The Story of the American Flag Through Stamps

Promoting a National Flag Day

37-cent 1893 Silk Bookmark stamp
This stamp highlights a photograph of a brightly colored silk bookmark woven as a souvenir for the World's Columbian Exposition in Chicago in 1893, the same year as the Flag Day exercises in Philadelphia.

Across the country, others began advocating and planning Flag Day celebrations throughout the 1890s. On June 14, 1889, George Balch, a kindergarten teacher in New York City, planned patriotic activities for his students. The New York State Board of Education later adopted his observance of Flag Day statewide. In 1891, the Betsy Ross House in Philadelphia held a Flag Day celebration.

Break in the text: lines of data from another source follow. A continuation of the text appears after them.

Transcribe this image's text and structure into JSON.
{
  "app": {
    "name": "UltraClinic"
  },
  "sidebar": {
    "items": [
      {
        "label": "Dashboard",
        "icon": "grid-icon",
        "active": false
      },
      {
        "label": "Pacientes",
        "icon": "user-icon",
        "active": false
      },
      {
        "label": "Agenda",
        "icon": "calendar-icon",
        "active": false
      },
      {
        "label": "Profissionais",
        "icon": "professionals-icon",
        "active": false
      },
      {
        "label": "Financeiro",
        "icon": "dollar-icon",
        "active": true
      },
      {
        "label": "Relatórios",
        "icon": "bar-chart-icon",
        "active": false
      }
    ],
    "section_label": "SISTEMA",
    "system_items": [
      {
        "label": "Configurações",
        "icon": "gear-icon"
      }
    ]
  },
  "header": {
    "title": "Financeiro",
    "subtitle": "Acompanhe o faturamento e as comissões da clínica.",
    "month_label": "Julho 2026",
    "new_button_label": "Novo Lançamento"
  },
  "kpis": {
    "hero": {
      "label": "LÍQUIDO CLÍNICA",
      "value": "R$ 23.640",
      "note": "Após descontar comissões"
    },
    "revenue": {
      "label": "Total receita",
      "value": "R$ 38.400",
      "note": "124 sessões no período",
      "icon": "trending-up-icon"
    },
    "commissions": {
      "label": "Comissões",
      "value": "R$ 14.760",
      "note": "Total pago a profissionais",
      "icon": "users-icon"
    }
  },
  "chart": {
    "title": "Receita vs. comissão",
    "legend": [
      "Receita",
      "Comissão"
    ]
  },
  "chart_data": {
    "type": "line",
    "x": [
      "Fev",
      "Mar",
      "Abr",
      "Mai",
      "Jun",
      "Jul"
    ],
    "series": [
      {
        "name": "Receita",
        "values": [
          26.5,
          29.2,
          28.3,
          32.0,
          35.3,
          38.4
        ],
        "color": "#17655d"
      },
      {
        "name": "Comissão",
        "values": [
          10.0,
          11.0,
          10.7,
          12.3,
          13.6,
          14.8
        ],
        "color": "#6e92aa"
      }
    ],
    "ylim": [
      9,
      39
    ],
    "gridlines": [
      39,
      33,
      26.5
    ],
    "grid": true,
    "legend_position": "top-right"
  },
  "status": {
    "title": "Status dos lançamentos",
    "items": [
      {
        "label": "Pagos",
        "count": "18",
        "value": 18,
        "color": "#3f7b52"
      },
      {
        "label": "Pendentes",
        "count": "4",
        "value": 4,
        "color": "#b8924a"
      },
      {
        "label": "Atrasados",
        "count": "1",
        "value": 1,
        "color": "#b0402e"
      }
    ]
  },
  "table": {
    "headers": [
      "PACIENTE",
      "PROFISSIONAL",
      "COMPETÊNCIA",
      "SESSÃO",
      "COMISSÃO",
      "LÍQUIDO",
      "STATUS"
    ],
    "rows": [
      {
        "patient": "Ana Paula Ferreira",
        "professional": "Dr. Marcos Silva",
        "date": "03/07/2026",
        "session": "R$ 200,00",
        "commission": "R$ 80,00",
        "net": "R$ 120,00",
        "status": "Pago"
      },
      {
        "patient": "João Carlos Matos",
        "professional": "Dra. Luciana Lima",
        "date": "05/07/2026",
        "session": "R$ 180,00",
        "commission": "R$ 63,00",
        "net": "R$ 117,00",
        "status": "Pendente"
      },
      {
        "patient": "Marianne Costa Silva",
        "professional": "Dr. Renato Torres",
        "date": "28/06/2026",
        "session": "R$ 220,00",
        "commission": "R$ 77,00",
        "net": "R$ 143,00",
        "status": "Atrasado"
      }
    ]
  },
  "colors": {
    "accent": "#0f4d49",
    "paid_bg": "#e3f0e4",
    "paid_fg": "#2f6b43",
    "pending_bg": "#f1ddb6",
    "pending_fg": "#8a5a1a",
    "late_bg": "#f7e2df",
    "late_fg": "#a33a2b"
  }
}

Following the suggestion of Colonel J. Granville Leach, the historian of the Pennsylvania Society of the Sons of the Revolution, the Pennsylvania Society of Colonial Dames of America adopted a resolution in 1893 urging the mayor of Philadelphia, all others in authority, and all private citizens to display the American flag on June 14th. The Board of Managers of the Pennsylvania Society of Sons of the Revolution unanimously endorsed the action of the Colonial Dames. Colonel Leach also recommended that the day be thereafter known as Flag Day. As a result, Dr. Edward Brooks, Superintendent of Public Schools of Philadelphia, declared that Flag Day exercises would be held on June 14, 1893, in Independence Square. On that day, school children assembled for appropriate exercises and each child received a small flag.